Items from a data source
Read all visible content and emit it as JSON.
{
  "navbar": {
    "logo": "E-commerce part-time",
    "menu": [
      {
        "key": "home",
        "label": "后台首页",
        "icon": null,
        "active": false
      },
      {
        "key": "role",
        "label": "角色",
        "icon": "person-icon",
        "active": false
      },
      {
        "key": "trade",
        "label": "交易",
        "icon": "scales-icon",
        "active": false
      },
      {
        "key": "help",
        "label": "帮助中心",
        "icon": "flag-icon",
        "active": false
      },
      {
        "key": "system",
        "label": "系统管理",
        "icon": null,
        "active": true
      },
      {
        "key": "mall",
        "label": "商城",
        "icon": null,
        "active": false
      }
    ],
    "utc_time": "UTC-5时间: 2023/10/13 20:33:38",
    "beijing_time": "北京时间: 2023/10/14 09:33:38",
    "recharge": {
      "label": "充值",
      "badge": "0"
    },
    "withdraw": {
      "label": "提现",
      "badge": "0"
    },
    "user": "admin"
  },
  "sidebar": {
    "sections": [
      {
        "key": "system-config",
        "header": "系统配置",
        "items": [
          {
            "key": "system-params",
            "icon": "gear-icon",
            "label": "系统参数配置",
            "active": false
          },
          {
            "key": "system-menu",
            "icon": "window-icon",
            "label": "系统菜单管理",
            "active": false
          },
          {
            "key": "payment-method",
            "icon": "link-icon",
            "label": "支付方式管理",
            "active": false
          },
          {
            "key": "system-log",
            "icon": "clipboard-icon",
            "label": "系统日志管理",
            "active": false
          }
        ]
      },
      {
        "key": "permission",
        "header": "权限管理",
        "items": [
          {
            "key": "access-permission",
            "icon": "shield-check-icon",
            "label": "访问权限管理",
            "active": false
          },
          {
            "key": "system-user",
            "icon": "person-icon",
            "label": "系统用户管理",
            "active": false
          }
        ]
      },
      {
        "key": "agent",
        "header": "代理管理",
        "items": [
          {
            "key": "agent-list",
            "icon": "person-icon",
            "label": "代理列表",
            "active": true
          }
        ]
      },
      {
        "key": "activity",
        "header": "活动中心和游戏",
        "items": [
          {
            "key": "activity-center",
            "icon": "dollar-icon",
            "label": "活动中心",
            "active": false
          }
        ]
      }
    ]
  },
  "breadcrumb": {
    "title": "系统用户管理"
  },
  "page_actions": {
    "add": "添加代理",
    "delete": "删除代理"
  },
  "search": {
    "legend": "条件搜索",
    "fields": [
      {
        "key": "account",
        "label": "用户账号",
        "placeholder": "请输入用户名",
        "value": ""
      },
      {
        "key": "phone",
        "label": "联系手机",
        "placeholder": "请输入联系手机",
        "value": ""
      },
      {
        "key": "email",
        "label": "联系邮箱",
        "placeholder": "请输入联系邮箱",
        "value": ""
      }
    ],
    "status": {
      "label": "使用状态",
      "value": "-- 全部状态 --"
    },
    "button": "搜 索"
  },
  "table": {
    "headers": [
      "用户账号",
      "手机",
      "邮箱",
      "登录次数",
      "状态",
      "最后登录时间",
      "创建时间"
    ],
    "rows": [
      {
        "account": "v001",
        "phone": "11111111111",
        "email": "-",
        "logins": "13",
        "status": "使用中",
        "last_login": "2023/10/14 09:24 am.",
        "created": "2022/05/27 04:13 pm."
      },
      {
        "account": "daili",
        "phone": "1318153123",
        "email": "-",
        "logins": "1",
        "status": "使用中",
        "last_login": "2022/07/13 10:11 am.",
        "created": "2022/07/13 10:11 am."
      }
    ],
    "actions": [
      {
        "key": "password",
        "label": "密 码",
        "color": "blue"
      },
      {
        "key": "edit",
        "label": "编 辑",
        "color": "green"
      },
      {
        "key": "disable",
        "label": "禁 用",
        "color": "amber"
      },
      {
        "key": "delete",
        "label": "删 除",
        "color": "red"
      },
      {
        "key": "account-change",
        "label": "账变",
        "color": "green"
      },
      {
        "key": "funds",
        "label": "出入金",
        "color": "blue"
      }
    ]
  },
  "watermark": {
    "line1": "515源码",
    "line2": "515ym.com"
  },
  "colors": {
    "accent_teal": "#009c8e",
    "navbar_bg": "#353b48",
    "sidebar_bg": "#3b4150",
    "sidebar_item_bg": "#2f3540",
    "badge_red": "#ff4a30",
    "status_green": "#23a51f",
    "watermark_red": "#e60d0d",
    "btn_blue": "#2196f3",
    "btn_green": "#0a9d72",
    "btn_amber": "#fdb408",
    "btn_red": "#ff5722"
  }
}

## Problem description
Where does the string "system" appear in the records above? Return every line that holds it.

## Answer for this exercise
        "key": "system",
        "key": "system-config",
            "key": "system-params",
            "key": "system-menu",
            "key": "system-log",
            "key": "system-user",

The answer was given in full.